_Task brief_:
The records need to be set down again exactly as they appear.
----------------
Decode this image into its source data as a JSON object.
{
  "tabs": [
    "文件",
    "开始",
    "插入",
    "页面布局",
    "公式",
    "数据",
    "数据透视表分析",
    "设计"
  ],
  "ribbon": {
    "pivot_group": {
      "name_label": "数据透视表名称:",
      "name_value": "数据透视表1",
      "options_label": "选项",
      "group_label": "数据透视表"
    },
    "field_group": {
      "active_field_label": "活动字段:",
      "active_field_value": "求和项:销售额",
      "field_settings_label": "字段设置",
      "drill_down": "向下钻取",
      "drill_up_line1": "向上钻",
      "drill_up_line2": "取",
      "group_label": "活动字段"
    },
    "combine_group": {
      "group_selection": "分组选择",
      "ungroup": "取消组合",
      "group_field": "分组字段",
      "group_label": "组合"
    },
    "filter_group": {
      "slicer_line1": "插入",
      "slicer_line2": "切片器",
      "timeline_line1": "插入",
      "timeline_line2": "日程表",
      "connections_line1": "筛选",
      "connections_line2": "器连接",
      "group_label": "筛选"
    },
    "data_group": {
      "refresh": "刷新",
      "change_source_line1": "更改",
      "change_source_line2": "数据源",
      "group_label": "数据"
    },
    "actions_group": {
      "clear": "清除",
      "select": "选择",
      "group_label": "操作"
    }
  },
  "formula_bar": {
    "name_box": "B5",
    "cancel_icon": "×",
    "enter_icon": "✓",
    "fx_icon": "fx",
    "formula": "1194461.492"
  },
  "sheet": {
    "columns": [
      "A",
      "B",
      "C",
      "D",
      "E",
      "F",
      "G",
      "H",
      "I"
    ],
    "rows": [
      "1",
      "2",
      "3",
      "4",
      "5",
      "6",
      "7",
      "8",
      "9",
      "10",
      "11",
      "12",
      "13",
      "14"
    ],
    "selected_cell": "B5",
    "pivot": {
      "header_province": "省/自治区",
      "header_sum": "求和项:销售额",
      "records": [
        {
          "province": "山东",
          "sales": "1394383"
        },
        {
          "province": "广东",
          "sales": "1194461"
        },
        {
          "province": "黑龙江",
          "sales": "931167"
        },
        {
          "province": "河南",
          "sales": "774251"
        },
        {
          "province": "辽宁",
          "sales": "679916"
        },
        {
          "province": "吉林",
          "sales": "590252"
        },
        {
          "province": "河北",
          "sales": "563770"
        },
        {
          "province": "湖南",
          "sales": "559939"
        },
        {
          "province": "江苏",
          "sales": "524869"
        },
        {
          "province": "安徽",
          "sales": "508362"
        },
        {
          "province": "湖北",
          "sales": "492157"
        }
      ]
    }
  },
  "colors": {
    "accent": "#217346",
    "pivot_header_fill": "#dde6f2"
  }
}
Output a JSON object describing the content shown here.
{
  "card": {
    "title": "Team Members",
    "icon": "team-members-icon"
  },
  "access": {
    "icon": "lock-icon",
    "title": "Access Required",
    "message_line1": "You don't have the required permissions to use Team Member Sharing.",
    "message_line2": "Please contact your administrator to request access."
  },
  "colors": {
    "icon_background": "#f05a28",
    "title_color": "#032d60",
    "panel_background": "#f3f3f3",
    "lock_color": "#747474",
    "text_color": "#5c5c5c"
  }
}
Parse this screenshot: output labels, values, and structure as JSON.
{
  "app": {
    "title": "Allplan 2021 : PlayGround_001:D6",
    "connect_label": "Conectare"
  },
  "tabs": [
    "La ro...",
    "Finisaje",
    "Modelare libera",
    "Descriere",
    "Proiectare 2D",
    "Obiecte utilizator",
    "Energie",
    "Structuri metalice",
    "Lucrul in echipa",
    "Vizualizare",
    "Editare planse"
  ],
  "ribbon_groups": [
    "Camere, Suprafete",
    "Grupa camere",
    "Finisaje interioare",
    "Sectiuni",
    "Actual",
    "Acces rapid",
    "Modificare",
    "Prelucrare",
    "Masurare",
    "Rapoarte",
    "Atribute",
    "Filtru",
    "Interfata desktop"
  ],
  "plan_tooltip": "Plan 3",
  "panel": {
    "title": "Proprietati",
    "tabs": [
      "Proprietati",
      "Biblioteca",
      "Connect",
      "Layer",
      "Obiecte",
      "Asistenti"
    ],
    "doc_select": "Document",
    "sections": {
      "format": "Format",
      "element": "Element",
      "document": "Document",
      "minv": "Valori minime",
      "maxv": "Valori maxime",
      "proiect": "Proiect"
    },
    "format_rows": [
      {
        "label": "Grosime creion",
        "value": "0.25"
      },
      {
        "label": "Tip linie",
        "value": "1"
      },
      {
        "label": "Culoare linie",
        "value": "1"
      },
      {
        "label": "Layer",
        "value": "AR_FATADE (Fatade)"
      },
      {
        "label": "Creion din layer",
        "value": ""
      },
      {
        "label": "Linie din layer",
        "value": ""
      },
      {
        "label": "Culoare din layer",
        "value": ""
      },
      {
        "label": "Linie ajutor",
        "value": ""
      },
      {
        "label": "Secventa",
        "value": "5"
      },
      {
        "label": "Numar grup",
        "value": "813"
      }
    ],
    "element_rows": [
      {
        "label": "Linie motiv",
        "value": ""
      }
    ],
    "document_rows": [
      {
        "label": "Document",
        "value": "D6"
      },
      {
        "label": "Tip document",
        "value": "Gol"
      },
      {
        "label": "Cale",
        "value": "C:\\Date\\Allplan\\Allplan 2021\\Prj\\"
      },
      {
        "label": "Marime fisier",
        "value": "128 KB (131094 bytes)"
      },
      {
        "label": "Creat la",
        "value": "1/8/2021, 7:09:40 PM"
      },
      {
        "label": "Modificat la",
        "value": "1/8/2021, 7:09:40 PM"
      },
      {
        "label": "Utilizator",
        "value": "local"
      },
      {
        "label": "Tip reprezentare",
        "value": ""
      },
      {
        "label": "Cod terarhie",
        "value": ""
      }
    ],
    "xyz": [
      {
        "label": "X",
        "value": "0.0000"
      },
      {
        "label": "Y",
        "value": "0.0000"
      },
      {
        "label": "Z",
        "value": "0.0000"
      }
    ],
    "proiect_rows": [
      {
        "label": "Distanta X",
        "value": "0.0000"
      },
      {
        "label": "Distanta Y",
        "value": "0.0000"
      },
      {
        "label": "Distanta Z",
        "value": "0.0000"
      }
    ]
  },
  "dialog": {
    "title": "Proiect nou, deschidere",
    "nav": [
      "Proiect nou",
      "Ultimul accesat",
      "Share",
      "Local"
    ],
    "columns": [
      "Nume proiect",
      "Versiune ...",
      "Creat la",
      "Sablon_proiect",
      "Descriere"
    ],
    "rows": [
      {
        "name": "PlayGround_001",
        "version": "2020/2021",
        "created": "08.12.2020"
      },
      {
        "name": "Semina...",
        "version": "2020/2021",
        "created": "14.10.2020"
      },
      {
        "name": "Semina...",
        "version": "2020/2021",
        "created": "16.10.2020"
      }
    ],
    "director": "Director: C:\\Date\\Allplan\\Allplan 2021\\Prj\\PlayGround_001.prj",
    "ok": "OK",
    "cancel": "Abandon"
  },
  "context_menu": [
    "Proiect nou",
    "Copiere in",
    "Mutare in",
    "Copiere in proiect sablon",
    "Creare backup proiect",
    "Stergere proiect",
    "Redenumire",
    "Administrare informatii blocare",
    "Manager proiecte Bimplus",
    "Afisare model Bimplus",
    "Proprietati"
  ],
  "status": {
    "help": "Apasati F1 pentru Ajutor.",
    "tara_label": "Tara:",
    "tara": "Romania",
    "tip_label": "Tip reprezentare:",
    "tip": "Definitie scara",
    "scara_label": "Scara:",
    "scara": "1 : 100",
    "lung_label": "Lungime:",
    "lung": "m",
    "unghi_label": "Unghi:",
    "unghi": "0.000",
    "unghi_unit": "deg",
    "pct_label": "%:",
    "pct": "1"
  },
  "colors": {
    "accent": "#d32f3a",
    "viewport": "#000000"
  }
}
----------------
_Solution to this problem_:
Decode this image into its source data as a JSON object.
{
  "tabs": [
    "文件",
    "开始",
    "插入",
    "页面布局",
    "公式",
    "数据",
    "数据透视表分析",
    "设计"
  ],
  "ribbon": {
    "pivot_group": {
      "name_label": "数据透视表名称:",
      "name_value": "数据透视表1",
      "options_label": "选项",
      "group_label": "数据透视表"
    },
    "field_group": {
      "active_field_label": "活动字段:",
      "active_field_value": "求和项:销售额",
      "field_settings_label": "字段设置",
      "drill_down": "向下钻取",
      "drill_up_line1": "向上钻",
      "drill_up_line2": "取",
      "group_label": "活动字段"
    },
    "combine_group": {
      "group_selection": "分组选择",
      "ungroup": "取消组合",
      "group_field": "分组字段",
      "group_label": "组合"
    },
    "filter_group": {
      "slicer_line1": "插入",
      "slicer_line2": "切片器",
      "timeline_line1": "插入",
      "timeline_line2": "日程表",
      "connections_line1": "筛选",
      "connections_line2": "器连接",
      "group_label": "筛选"
    },
    "data_group": {
      "refresh": "刷新",
      "change_source_line1": "更改",
      "change_source_line2": "数据源",
      "group_label": "数据"
    },
    "actions_group": {
      "clear": "清除",
      "select": "选择",
      "group_label": "操作"
    }
  },
  "formula_bar": {
    "name_box": "B5",
    "cancel_icon": "×",
    "enter_icon": "✓",
    "fx_icon": "fx",
    "formula": "1194461.492"
  },
  "sheet": {
    "columns": [
      "A",
      "B",
      "C",
      "D",
      "E",
      "F",
      "G",
      "H",
      "I"
    ],
    "rows": [
      "1",
      "2",
      "3",
      "4",
      "5",
      "6",
      "7",
      "8",
      "9",
      "10",
      "11",
      "12",
      "13",
      "14"
    ],
    "selected_cell": "B5",
    "pivot": {
      "header_province": "省/自治区",
      "header_sum": "求和项:销售额",
      "records": [
        {
          "province": "山东",
          "sales": "1394383"
        },
        {
          "province": "广东",
          "sales": "1194461"
        },
        {
          "province": "黑龙江",
          "sales": "931167"
        },
        {
          "province": "河南",
          "sales": "774251"
        },
        {
          "province": "辽宁",
          "sales": "679916"
        },
        {
          "province": "吉林",
          "sales": "590252"
        },
        {
          "province": "河北",
          "sales": "563770"
        },
        {
          "province": "湖南",
          "sales": "559939"
        },
        {
          "province": "江苏",
          "sales": "524869"
        },
        {
          "province": "安徽",
          "sales": "508362"
        },
        {
          "province": "湖北",
          "sales": "492157"
        }
      ]
    }
  },
  "colors": {
    "accent": "#217346",
    "pivot_header_fill": "#dde6f2"
  }
}
Output a JSON object describing the content shown here.
{
  "card": {
    "title": "Team Members",
    "icon": "team-members-icon"
  },
  "access": {
    "icon": "lock-icon",
    "title": "Access Required",
    "message_line1": "You don't have the required permissions to use Team Member Sharing.",
    "message_line2": "Please contact your administrator to request access."
  },
  "colors": {
    "icon_background": "#f05a28",
    "title_color": "#032d60",
    "panel_background": "#f3f3f3",
    "lock_color": "#747474",
    "text_color": "#5c5c5c"
  }
}
Parse this screenshot: output labels, values, and structure as JSON.
{
  "app": {
    "title": "Allplan 2021 : PlayGround_001:D6",
    "connect_label": "Conectare"
  },
  "tabs": [
    "La ro...",
    "Finisaje",
    "Modelare libera",
    "Descriere",
    "Proiectare 2D",
    "Obiecte utilizator",
    "Energie",
    "Structuri metalice",
    "Lucrul in echipa",
    "Vizualizare",
    "Editare planse"
  ],
  "ribbon_groups": [
    "Camere, Suprafete",
    "Grupa camere",
    "Finisaje interioare",
    "Sectiuni",
    "Actual",
    "Acces rapid",
    "Modificare",
    "Prelucrare",
    "Masurare",
    "Rapoarte",
    "Atribute",
    "Filtru",
    "Interfata desktop"
  ],
  "plan_tooltip": "Plan 3",
  "panel": {
    "title": "Proprietati",
    "tabs": [
      "Proprietati",
      "Biblioteca",
      "Connect",
      "Layer",
      "Obiecte",
      "Asistenti"
    ],
    "doc_select": "Document",
    "sections": {
      "format": "Format",
      "element": "Element",
      "document": "Document",
      "minv": "Valori minime",
      "maxv": "Valori maxime",
      "proiect": "Proiect"
    },
    "format_rows": [
      {
        "label": "Grosime creion",
        "value": "0.25"
      },
      {
        "label": "Tip linie",
        "value": "1"
      },
      {
        "label": "Culoare linie",
        "value": "1"
      },
      {
        "label": "Layer",
        "value": "AR_FATADE (Fatade)"
      },
      {
        "label": "Creion din layer",
        "value": ""
      },
      {
        "label": "Linie din layer",
        "value": ""
      },
      {
        "label": "Culoare din layer",
        "value": ""
      },
      {
        "label": "Linie ajutor",
        "value": ""
      },
      {
        "label": "Secventa",
        "value": "5"
      },
      {
        "label": "Numar grup",
        "value": "813"
      }
    ],
    "element_rows": [
      {
        "label": "Linie motiv",
        "value": ""
      }
    ],
    "document_rows": [
      {
        "label": "Document",
        "value": "D6"
      },
      {
        "label": "Tip document",
        "value": "Gol"
      },
      {
        "label": "Cale",
        "value": "C:\\Date\\Allplan\\Allplan 2021\\Prj\\"
      },
      {
        "label": "Marime fisier",
        "value": "128 KB (131094 bytes)"
      },
      {
        "label": "Creat la",
        "value": "1/8/2021, 7:09:40 PM"
      },
      {
        "label": "Modificat la",
        "value": "1/8/2021, 7:09:40 PM"
      },
      {
        "label": "Utilizator",
        "value": "local"
      },
      {
        "label": "Tip reprezentare",
        "value": ""
      },
      {
        "label": "Cod terarhie",
        "value": ""
      }
    ],
    "xyz": [
      {
        "label": "X",
        "value": "0.0000"
      },
      {
        "label": "Y",
        "value": "0.0000"
      },
      {
        "label": "Z",
        "value": "0.0000"
      }
    ],
    "proiect_rows": [
      {
        "label": "Distanta X",
        "value": "0.0000"
      },
      {
        "label": "Distanta Y",
        "value": "0.0000"
      },
      {
        "label": "Distanta Z",
        "value": "0.0000"
      }
    ]
  },
  "dialog": {
    "title": "Proiect nou, deschidere",
    "nav": [
      "Proiect nou",
      "Ultimul accesat",
      "Share",
      "Local"
    ],
    "columns": [
      "Nume proiect",
      "Versiune ...",
      "Creat la",
      "Sablon_proiect",
      "Descriere"
    ],
    "rows": [
      {
        "name": "PlayGround_001",
        "version": "2020/2021",
        "created": "08.12.2020"
      },
      {
        "name": "Semina...",
        "version": "2020/2021",
        "created": "14.10.2020"
      },
      {
        "name": "Semina...",
        "version": "2020/2021",
        "created": "16.10.2020"
      }
    ],
    "director": "Director: C:\\Date\\Allplan\\Allplan 2021\\Prj\\PlayGround_001.prj",
    "ok": "OK",
    "cancel": "Abandon"
  },
  "context_menu": [
    "Proiect nou",
    "Copiere in",
    "Mutare in",
    "Copiere in proiect sablon",
    "Creare backup proiect",
    "Stergere proiect",
    "Redenumire",
    "Administrare informatii blocare",
    "Manager proiecte Bimplus",
    "Afisare model Bimplus",
    "Proprietati"
  ],
  "status": {
    "help": "Apasati F1 pentru Ajutor.",
    "tara_label": "Tara:",
    "tara": "Romania",
    "tip_label": "Tip reprezentare:",
    "tip": "Definitie scara",
    "scara_label": "Scara:",
    "scara": "1 : 100",
    "lung_label": "Lungime:",
    "lung": "m",
    "unghi_label": "Unghi:",
    "unghi": "0.000",
    "unghi_unit": "deg",
    "pct_label": "%:",
    "pct": "1"
  },
  "colors": {
    "accent": "#d32f3a",
    "viewport": "#000000"
  }
}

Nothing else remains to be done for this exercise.